CD Review

Karda Estra – “Voivode Dracula”

By Marcus Pan

Voivode DraculaRichard Wileman's latest as Karda Estra, Voivode Dracula, may seem like an EP at first glance. But the five tracks included herein nonetheless total over 43 minutes in length, so it really can stand easily as a full length. Building up on Karda's reputation for classical composition and instruments, late 2004's Voivode Dracula release pushes the bar of modern classical music into a creepier realm touched upon only by a few and touched upon well by much less than that.

Tracks ranging in length from the over thirteen minute closing, Kisses For Us All, to the shortest six and a half minutes of Lucy – Festina Lente, Karda has a release here that would sit extremely well next to Nox Arcana(1), Midnight Syndicate(2) or even movie score master Danny Elfman. Mixing orchestra-like instrumentation from strings (violin by Helen Dearnley, cello by Sarah Higgins) to winds (oboe etc. by Caron Hansford, clarinet by Michelle Wiliams, flute/sax/clarinet by Zoe King), the end result is a truly creepy feeling interspersed with occasional comfort zones and punctuated by sudden movements into different aspects and realms.

The songs are mostly free floating gestures in an oblivion of time. Percussion and rhythm are created in your own mind through most of Voivode Dracula, with only occasional funeral march sounding percussion to hammer sections of the orchestration home or anchor it somewhere for a few seconds before casting off for other lands. The over nine minute Voivode Dracula, namesake of the album, uses strongly placed wind instruments, clarinet primarily, to lull a sense of dread into its audience while growing creepier and creepier with every strain. Percussive maintenance to the tracks only occurs very infrequently with forcefully struck beats at varying intervals, mostly singularly. Lucy – Festina Lente is unusual within Voivode Dracula because it has the closest thing to a rhythm, but you'll find it within the keys of the piano rather than your standard percussion instrument. Lucy's also my favorite on the CD.

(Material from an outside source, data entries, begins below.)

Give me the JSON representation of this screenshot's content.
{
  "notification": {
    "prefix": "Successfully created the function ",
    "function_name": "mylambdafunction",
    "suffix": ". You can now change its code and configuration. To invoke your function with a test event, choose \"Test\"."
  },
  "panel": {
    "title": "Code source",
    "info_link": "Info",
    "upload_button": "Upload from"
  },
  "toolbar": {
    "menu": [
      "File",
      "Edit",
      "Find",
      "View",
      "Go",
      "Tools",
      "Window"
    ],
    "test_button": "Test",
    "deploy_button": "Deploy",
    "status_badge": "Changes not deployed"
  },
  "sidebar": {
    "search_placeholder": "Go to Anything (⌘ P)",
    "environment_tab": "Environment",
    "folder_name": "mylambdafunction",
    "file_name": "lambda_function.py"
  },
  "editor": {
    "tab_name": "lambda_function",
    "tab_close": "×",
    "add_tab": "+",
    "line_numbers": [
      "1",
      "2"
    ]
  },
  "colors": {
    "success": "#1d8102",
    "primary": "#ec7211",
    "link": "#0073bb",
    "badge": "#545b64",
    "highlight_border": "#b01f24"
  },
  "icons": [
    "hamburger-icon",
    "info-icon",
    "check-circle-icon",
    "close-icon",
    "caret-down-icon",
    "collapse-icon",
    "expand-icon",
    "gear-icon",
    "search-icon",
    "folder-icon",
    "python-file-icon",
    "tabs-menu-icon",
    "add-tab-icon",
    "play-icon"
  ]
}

The closing, titled Kisses For Us All, winds the CD down for over thirteen minutes...and does so with extravagance and total immersion in dark imaginings and weirdness that makes Bowie's Labyrinth seem like a nice place to picnic. To imbue the mood Wileman creates he even lists "breathing" as instrumentation – three times over (performed by Zoe King, Caron Hansford and Ileesha Bailey). Childlike utterings drop into sudden alcoves of demise as the instrumentation follows to slowly attempt to drag us out. They slide along brightly once again only to breathe into another sonic nightmare.

Karda Estra's album will probably become a classic amongst the creepiest of the ambient and soundtrack genres. I enjoyed the trip through oblivion the group provided. Wileman's orchestration can awaken and pull out strong emotions, dark feelings and cleanse misery. If Mr. Wileman and crew put this talent to create something less somber and, dare I say it happy, they very well could put the Prozac and Welbutrin cartel out of business.

Contact Information:
Karda Estra
(1) Darklore Manor was reviewed in Legends #146.
(2) Check out their interview back in Legends #108.